* [Exercise materials]:

▼▼▼

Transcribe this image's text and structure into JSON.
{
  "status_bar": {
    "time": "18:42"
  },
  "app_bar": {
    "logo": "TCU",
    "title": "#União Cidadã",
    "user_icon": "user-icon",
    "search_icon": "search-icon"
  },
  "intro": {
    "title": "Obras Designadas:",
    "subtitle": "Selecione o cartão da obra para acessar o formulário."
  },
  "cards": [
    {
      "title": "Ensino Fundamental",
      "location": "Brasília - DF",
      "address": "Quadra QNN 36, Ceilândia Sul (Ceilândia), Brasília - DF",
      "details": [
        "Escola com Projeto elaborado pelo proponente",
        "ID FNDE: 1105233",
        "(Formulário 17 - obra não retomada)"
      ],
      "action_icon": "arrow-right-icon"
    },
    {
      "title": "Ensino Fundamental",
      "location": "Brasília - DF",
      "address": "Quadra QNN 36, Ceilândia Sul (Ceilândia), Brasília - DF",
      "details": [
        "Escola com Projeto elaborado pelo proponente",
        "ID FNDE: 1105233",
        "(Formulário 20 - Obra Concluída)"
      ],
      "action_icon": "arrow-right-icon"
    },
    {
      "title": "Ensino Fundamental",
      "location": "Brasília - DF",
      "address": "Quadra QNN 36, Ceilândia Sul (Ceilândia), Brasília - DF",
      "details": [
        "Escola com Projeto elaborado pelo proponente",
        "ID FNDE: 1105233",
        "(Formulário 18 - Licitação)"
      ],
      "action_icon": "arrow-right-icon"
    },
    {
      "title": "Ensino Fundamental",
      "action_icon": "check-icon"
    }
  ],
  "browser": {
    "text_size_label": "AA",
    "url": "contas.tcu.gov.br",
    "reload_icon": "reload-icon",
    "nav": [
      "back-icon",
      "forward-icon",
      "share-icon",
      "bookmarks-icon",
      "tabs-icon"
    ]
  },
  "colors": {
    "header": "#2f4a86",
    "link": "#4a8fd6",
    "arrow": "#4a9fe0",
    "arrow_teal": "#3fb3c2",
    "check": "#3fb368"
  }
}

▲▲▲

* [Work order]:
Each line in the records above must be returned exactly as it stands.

* [Answer to this exercise]:
Transcribe this image's text and structure into JSON.
{
  "status_bar": {
    "time": "18:42"
  },
  "app_bar": {
    "logo": "TCU",
    "title": "#União Cidadã",
    "user_icon": "user-icon",
    "search_icon": "search-icon"
  },
  "intro": {
    "title": "Obras Designadas:",
    "subtitle": "Selecione o cartão da obra para acessar o formulário."
  },
  "cards": [
    {
      "title": "Ensino Fundamental",
      "location": "Brasília - DF",
      "address": "Quadra QNN 36, Ceilândia Sul (Ceilândia), Brasília - DF",
      "details": [
        "Escola com Projeto elaborado pelo proponente",
        "ID FNDE: 1105233",
        "(Formulário 17 - obra não retomada)"
      ],
      "action_icon": "arrow-right-icon"
    },
    {
      "title": "Ensino Fundamental",
      "location": "Brasília - DF",
      "address": "Quadra QNN 36, Ceilândia Sul (Ceilândia), Brasília - DF",
      "details": [
        "Escola com Projeto elaborado pelo proponente",
        "ID FNDE: 1105233",
        "(Formulário 20 - Obra Concluída)"
      ],
      "action_icon": "arrow-right-icon"
    },
    {
      "title": "Ensino Fundamental",
      "location": "Brasília - DF",
      "address": "Quadra QNN 36, Ceilândia Sul (Ceilândia), Brasília - DF",
      "details": [
        "Escola com Projeto elaborado pelo proponente",
        "ID FNDE: 1105233",
        "(Formulário 18 - Licitação)"
      ],
      "action_icon": "arrow-right-icon"
    },
    {
      "title": "Ensino Fundamental",
      "action_icon": "check-icon"
    }
  ],
  "browser": {
    "text_size_label": "AA",
    "url": "contas.tcu.gov.br",
    "reload_icon": "reload-icon",
    "nav": [
      "back-icon",
      "forward-icon",
      "share-icon",
      "bookmarks-icon",
      "tabs-icon"
    ]
  },
  "colors": {
    "header": "#2f4a86",
    "link": "#4a8fd6",
    "arrow": "#4a9fe0",
    "arrow_teal": "#3fb3c2",
    "check": "#3fb368"
  }
}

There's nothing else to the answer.